Music is closely connected with our deepest systems of reward. In fact, we are born with the love to sing, and most of the studies prove that when we listen to someone’s singing, our body releases dopamine. These days, nobody questions the fact that music helps to overcome stress, release pain. Music therapy is widely used in practice. Karaoke and chore singing is even used for the prevention of senility.
When a person is singing, his or her lungs get enriched with oxygen as much as during jogging; the brain and body gain energy, and thanks to that it is easier for us to improve our mood, cope with difficult tasks, and focus during a considerable period of time. It results in better blood circulation, normal heartbeat and blood pressure, improved general wellness, headache relief, and better complexion.
Micro vibrations going through every cell during the signing, too, have a positive effect on the entire body. It has been observed long ago – there is a reason why in all meditative and healing practices (from the shamanic ritual in the Far East to the ceremonies of the Australian aboriginal tribes), singing served as a tool to put people into trans and heal from many diseases.
But what counts most is that singing is available for absolutely everyone. You don’t need to buy any special equipment or save for new fitness equipment for years, as you can sing just in your shower. It doesn’t take any special skills, body shape, or years of exercising. Even speech disorders are not a no-go for a karaoke party – John Scatman who suffered a bad staggering is the best proof of it.
For children with speech disorders, singing is one of the ways to improve their verbal skills and come out of the shell. It is also a source of good mood, self-confidence, somatic stabilization, and personality harmonization. Moreover, music and singing are good means of self-expressing if other abilities are limited.
Signing is a useful and healthy joy that implies continuous growth and development.
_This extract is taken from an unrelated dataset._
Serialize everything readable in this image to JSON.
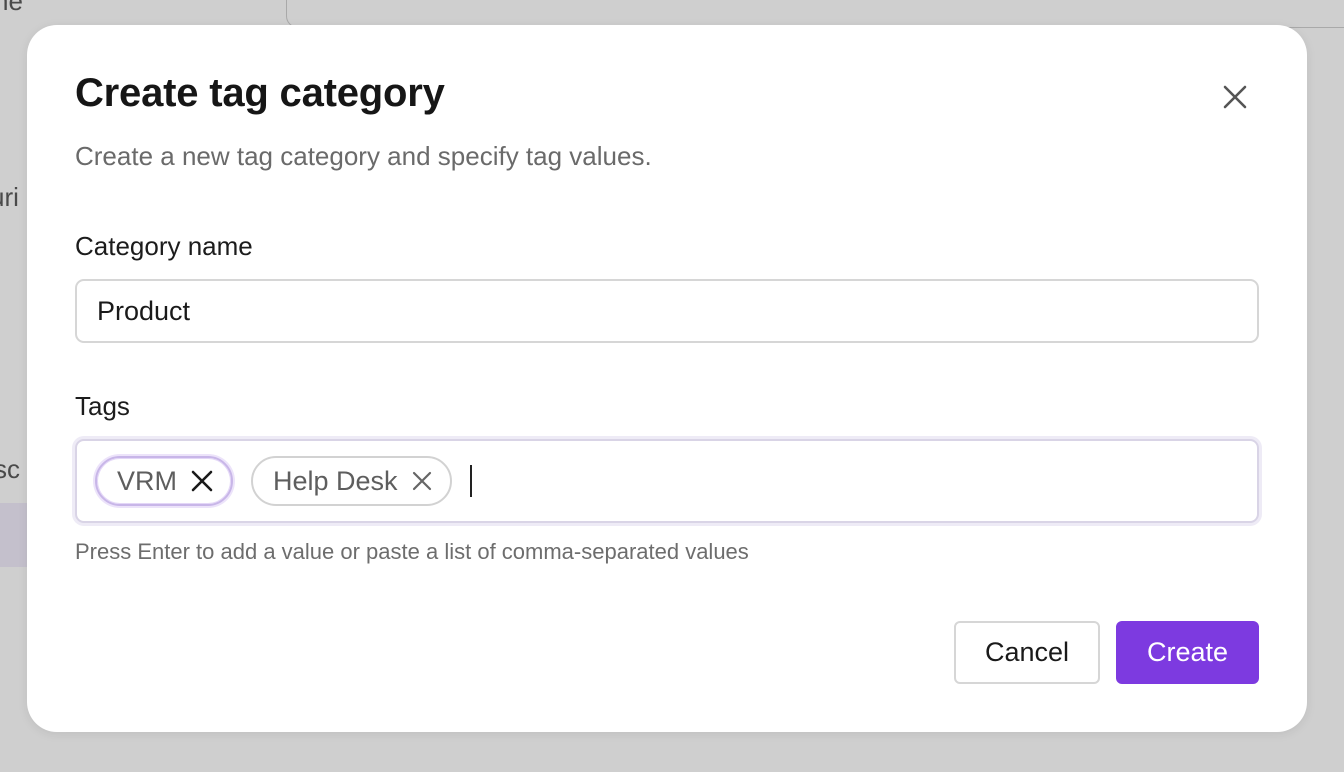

There are always new highs of self-improvement to reach, many new singing skills to gain, the voice range to expand, and more complicated songs to perform. You can step out of the comfort zone of your living room or home-based karaoke and go to a karaoke club to challenge yourself on the big stage in front of a large audience. This will give you a mixture of adrenaline and dopamine – something that extreme-sport lovers experience.
We all have an access to the endless sea of joy and peak of emotions we feel since the day we are born and for the rest of our lives. We are born to sing and be happy. We sing to share our feelings with the entire world. We sing to tell everyone that we’re overwhelmed with happiness. We sing because we can’t help singing.